If I have one niggle about the story, it’s the expletive-heavy insults like “you fuck-eyed little pig dick” and “fuck you, you little shitgrubber.” There’s a lot of swearing in this book. A lot a lot. I swear a fair bit myself, so when I notice it in fiction it’s past the annoying phase.

Still, I have to say that I had fun reading Empire of the Vampire far more than I expected I would. It’s the first book in a series and while I am generally pretty lazy about keeping up with series, I will definitely be spending more time with Gabriel de Leon.

Cuckoo Song – Frances Hardinge

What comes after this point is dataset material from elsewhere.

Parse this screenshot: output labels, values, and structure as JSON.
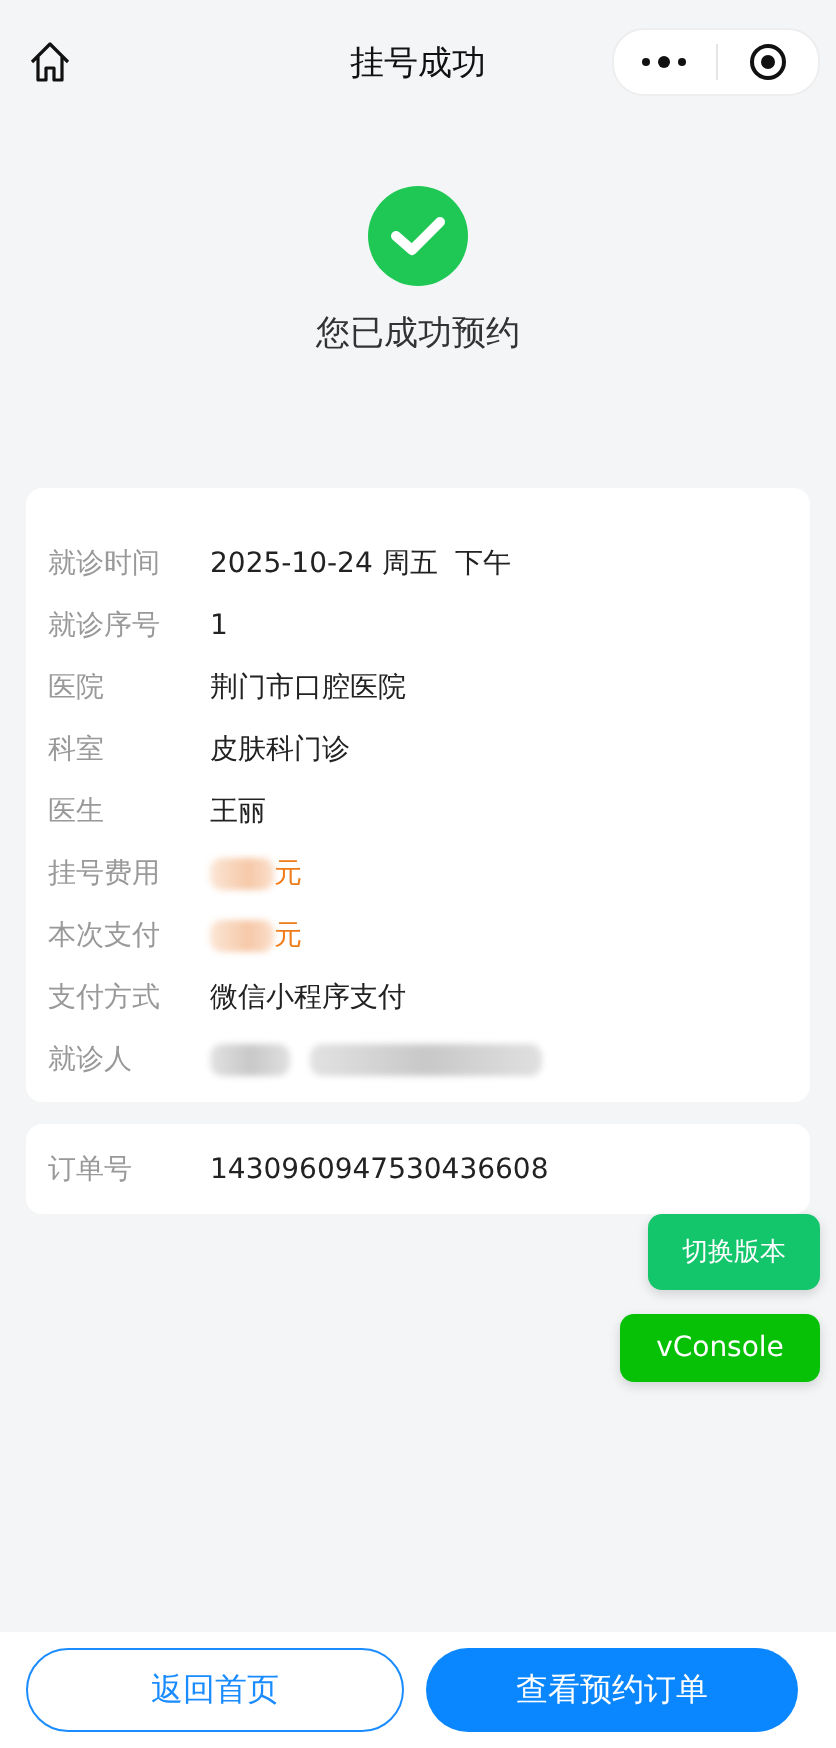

cuckoo songI don’t think I have ever read a book quite like Frances Hardinge’s YA novel Cuckoo Song. I am not much of a fantasy fan, you know – word building and that sort of thing, but I was totally enchanted by Hardinge’s story, which is as much about grief and loss, as it is a creepy story about…well, I can’t really tell you.

I can tell you that the story follows 13-year-old Triss, who wakes up after falling into the Grimmer – a pond near the cottage where she is vacationing with her family. Her mother comforts her, telling Triss that she’s “just been ill again, that’s all. You had a fever, so of course you feel rotten and a bit muddled.”

Triss’s younger sister Penny, Pen for short, doesn’t seem all that thrilled with Triss’s recovery. “She’s pretending!” she screams, when she comes to Triss’s bedroom. “It’s fake! Can’t any of you tell the difference?”

Things just get weirder for Triss because even she has to admit that something isn’t quite right. For one thing, she has a voracious appetite – never mind easing herself back into the world of food, as “soon as she saw the first bowl of soup arrive, great crusty rolls on the side of the tray, her hands started to shake.” Triss is horrified to discover that food is not the only thing that will sate her hunger; she’ll willingly eat just about anything and lots of it.

Other strange things begin to happen in Triss’s life.  Dead leaves in her hair when she wakes up. Dolls that move in her hands. Dolls that speak to her. And then what’s with all the letters from her brother, Sebastian? Those letters are impossible because Sebastian was killed in the war.

Hardinge has created a masterful, creepy and mysterious novel that is both exciting and kind of heartbreaking. I don’t want to spoil the novel’s surprises, but I will say this: you won’t forget Triss because she is brave, endearing and clever. Her desire to solve the mystery of what’s happened to her keeps the plot ticking along, but her capacity for self -reflection and self-awareness is what makes her a character who will stay with you long after the last page is turned.

Highly recommended.